[WHAT THE EXERCISE ASKS]
All pictures must be dropped, while the entries are given again word for word.

---------- SUPPLIED ENTRIES ----------

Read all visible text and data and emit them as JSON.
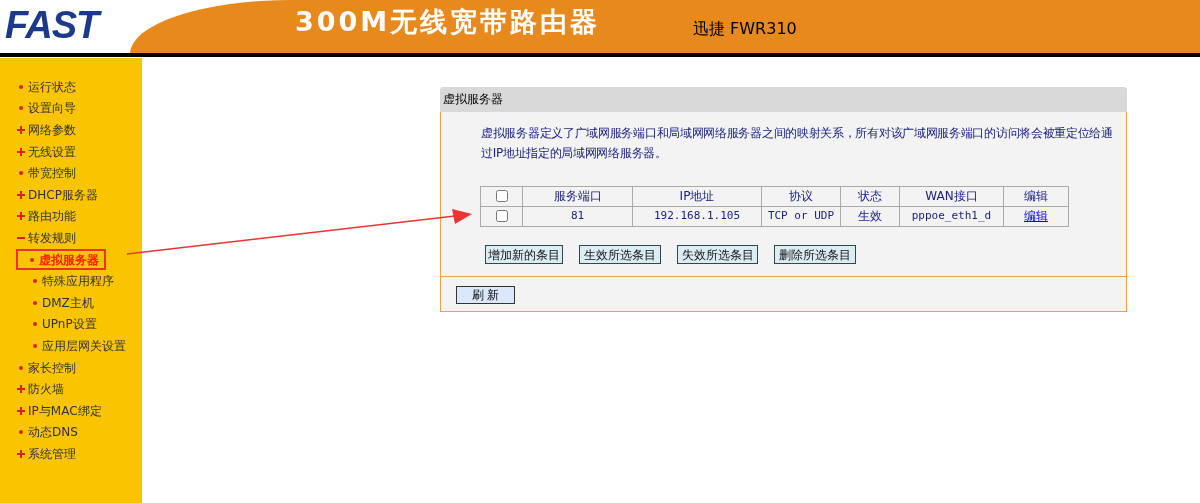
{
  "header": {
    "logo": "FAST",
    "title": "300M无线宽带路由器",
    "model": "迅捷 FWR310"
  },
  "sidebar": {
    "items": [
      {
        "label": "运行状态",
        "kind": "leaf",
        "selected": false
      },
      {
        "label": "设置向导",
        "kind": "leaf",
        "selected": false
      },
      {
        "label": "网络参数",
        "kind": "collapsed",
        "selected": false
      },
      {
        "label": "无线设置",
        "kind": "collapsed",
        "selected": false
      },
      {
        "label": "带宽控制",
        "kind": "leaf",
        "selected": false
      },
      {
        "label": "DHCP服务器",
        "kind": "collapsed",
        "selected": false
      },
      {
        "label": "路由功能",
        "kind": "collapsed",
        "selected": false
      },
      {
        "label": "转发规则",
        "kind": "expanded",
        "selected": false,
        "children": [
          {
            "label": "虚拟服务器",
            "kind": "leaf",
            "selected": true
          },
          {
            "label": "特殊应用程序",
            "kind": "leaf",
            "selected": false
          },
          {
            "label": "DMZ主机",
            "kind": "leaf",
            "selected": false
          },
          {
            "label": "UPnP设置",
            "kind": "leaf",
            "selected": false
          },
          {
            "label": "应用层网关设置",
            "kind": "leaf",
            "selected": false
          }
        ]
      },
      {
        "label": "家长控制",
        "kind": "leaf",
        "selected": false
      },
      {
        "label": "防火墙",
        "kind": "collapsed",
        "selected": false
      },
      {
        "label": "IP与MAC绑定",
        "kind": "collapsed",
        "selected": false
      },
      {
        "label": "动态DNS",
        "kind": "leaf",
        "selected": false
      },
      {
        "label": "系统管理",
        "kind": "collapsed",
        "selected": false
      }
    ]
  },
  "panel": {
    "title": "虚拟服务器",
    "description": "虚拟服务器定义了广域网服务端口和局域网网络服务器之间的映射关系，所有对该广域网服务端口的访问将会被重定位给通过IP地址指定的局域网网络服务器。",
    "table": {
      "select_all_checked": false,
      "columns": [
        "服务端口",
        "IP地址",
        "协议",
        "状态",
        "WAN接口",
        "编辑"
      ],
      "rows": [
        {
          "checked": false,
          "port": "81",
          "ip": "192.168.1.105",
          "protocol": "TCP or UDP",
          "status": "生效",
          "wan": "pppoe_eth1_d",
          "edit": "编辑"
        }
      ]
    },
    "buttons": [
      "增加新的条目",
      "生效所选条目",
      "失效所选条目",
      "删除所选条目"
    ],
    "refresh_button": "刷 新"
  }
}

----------

[WRITTEN ANSWER]
Read all visible text and data and emit them as JSON.
{
  "header": {
    "logo": "FAST",
    "title": "300M无线宽带路由器",
    "model": "迅捷 FWR310"
  },
  "sidebar": {
    "items": [
      {
        "label": "运行状态",
        "kind": "leaf",
        "selected": false
      },
      {
        "label": "设置向导",
        "kind": "leaf",
        "selected": false
      },
      {
        "label": "网络参数",
        "kind": "collapsed",
        "selected": false
      },
      {
        "label": "无线设置",
        "kind": "collapsed",
        "selected": false
      },
      {
        "label": "带宽控制",
        "kind": "leaf",
        "selected": false
      },
      {
        "label": "DHCP服务器",
        "kind": "collapsed",
        "selected": false
      },
      {
        "label": "路由功能",
        "kind": "collapsed",
        "selected": false
      },
      {
        "label": "转发规则",
        "kind": "expanded",
        "selected": false,
        "children": [
          {
            "label": "虚拟服务器",
            "kind": "leaf",
            "selected": true
          },
          {
            "label": "特殊应用程序",
            "kind": "leaf",
            "selected": false
          },
          {
            "label": "DMZ主机",
            "kind": "leaf",
            "selected": false
          },
          {
            "label": "UPnP设置",
            "kind": "leaf",
            "selected": false
          },
          {
            "label": "应用层网关设置",
            "kind": "leaf",
            "selected": false
          }
        ]
      },
      {
        "label": "家长控制",
        "kind": "leaf",
        "selected": false
      },
      {
        "label": "防火墙",
        "kind": "collapsed",
        "selected": false
      },
      {
        "label": "IP与MAC绑定",
        "kind": "collapsed",
        "selected": false
      },
      {
        "label": "动态DNS",
        "kind": "leaf",
        "selected": false
      },
      {
        "label": "系统管理",
        "kind": "collapsed",
        "selected": false
      }
    ]
  },
  "panel": {
    "title": "虚拟服务器",
    "description": "虚拟服务器定义了广域网服务端口和局域网网络服务器之间的映射关系，所有对该广域网服务端口的访问将会被重定位给通过IP地址指定的局域网网络服务器。",
    "table": {
      "select_all_checked": false,
      "columns": [
        "服务端口",
        "IP地址",
        "协议",
        "状态",
        "WAN接口",
        "编辑"
      ],
      "rows": [
        {
          "checked": false,
          "port": "81",
          "ip": "192.168.1.105",
          "protocol": "TCP or UDP",
          "status": "生效",
          "wan": "pppoe_eth1_d",
          "edit": "编辑"
        }
      ]
    },
    "buttons": [
      "增加新的条目",
      "生效所选条目",
      "失效所选条目",
      "删除所选条目"
    ],
    "refresh_button": "刷 新"
  }
}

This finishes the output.